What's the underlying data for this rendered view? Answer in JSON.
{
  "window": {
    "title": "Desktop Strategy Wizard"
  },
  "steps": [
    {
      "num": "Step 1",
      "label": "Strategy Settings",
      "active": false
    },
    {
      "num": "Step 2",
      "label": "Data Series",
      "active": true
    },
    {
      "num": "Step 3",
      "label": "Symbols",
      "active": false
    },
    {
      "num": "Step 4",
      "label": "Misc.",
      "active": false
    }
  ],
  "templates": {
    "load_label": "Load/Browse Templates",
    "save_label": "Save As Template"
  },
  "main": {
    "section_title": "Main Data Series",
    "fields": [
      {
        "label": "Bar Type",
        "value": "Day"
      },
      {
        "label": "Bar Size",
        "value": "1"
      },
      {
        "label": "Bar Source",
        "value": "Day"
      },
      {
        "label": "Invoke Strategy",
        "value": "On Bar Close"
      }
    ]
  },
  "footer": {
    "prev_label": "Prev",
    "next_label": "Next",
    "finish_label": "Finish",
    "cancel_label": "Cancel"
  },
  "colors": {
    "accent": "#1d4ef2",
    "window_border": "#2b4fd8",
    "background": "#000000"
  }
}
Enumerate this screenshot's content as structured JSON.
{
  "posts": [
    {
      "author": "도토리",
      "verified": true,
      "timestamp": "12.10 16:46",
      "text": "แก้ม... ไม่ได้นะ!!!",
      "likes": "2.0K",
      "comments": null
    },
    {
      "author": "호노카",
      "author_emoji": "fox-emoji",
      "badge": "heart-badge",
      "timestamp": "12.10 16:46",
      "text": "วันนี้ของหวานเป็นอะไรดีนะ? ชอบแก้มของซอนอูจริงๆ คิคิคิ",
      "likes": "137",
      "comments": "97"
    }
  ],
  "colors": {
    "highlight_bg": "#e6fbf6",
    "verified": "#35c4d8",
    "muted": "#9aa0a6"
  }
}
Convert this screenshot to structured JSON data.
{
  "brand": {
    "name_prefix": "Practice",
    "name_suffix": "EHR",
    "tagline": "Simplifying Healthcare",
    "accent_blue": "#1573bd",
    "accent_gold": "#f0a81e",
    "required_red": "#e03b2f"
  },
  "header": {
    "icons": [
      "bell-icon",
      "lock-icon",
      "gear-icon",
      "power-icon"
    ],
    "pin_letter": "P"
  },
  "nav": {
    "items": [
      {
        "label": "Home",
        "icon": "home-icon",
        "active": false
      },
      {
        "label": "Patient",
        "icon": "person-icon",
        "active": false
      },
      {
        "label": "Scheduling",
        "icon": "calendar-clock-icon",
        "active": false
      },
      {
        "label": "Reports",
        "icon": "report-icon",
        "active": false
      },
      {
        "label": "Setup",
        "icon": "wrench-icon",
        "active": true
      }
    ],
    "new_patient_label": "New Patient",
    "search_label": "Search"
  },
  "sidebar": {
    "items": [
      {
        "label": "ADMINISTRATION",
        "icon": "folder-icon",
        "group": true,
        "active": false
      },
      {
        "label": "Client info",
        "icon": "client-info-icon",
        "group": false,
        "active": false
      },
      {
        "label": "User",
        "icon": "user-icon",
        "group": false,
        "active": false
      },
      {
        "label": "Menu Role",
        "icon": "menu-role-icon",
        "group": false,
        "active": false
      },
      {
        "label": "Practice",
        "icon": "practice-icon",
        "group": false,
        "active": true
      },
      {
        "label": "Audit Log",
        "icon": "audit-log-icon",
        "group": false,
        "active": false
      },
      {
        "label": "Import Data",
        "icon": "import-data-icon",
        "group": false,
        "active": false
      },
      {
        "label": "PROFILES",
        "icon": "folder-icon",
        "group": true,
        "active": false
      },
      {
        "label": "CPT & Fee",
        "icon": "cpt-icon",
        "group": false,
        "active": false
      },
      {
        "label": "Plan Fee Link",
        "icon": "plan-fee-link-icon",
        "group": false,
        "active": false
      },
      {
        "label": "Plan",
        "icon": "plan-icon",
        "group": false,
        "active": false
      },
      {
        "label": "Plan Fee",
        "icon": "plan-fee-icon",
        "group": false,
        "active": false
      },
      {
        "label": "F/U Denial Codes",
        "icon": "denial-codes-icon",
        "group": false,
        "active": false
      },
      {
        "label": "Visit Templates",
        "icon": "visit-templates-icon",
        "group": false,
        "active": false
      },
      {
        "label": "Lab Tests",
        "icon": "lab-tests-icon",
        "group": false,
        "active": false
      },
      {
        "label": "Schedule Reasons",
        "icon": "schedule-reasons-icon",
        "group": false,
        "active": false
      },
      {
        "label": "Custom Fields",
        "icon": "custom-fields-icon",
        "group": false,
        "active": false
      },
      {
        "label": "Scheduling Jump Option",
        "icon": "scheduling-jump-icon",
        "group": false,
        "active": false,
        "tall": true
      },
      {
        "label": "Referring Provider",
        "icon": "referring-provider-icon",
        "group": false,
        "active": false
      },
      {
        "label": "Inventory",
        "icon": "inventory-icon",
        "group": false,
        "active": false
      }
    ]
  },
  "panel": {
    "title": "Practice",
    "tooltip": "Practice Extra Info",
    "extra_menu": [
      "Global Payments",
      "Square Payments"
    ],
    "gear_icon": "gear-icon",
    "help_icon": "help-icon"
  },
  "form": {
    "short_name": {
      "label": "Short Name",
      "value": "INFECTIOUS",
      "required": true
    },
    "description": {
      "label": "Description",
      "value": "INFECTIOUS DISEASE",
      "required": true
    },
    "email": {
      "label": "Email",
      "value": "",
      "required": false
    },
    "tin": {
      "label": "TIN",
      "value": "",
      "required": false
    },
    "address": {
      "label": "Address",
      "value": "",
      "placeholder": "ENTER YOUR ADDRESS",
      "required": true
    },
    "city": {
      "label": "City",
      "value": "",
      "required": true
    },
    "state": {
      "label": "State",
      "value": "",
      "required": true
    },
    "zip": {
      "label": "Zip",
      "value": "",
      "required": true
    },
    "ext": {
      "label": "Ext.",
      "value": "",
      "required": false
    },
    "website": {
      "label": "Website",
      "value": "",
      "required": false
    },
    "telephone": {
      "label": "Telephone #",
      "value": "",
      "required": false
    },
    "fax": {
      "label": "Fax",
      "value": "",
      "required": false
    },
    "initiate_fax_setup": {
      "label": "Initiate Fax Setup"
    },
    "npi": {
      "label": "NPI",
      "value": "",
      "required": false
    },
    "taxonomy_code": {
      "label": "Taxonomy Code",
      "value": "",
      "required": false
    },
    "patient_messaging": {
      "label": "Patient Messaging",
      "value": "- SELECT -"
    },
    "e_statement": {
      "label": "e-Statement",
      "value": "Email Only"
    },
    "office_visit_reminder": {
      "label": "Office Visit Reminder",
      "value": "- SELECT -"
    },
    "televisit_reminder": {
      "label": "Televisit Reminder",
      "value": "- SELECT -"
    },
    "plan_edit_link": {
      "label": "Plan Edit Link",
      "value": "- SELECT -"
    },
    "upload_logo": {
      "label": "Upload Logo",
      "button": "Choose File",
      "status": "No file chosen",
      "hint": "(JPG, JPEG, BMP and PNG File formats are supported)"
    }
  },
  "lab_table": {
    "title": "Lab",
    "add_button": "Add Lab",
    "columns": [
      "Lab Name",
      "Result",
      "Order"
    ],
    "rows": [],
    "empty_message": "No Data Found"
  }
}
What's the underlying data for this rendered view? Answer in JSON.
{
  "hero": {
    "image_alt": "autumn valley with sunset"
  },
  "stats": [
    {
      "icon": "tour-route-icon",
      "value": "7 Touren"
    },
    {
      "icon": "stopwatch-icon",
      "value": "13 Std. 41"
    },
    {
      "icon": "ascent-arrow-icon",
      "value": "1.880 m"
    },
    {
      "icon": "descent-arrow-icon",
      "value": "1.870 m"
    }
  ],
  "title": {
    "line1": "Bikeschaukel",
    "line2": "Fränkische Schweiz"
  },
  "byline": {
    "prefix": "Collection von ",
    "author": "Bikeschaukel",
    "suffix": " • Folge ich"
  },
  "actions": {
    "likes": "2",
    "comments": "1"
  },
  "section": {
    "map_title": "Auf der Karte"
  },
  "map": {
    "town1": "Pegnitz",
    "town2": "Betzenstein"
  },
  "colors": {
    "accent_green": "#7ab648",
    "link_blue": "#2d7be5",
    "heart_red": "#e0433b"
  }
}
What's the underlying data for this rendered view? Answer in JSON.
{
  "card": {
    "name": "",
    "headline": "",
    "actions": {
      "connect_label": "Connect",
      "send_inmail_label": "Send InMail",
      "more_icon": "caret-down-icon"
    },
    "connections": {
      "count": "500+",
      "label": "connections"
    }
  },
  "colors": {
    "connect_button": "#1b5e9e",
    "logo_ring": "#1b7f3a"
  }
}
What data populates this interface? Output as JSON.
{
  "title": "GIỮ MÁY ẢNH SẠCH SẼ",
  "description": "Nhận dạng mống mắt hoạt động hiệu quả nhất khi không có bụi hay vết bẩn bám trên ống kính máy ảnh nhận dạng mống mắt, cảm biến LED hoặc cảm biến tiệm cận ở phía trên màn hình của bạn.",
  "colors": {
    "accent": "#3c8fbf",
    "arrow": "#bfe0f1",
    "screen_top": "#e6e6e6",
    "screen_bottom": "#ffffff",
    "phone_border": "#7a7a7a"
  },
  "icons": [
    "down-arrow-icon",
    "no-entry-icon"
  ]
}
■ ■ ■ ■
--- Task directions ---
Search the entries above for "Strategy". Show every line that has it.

--- Answer to this exercise ---
    "title": "Desktop Strategy Wizard"
      "label": "Strategy Settings",
        "label": "Invoke Strategy",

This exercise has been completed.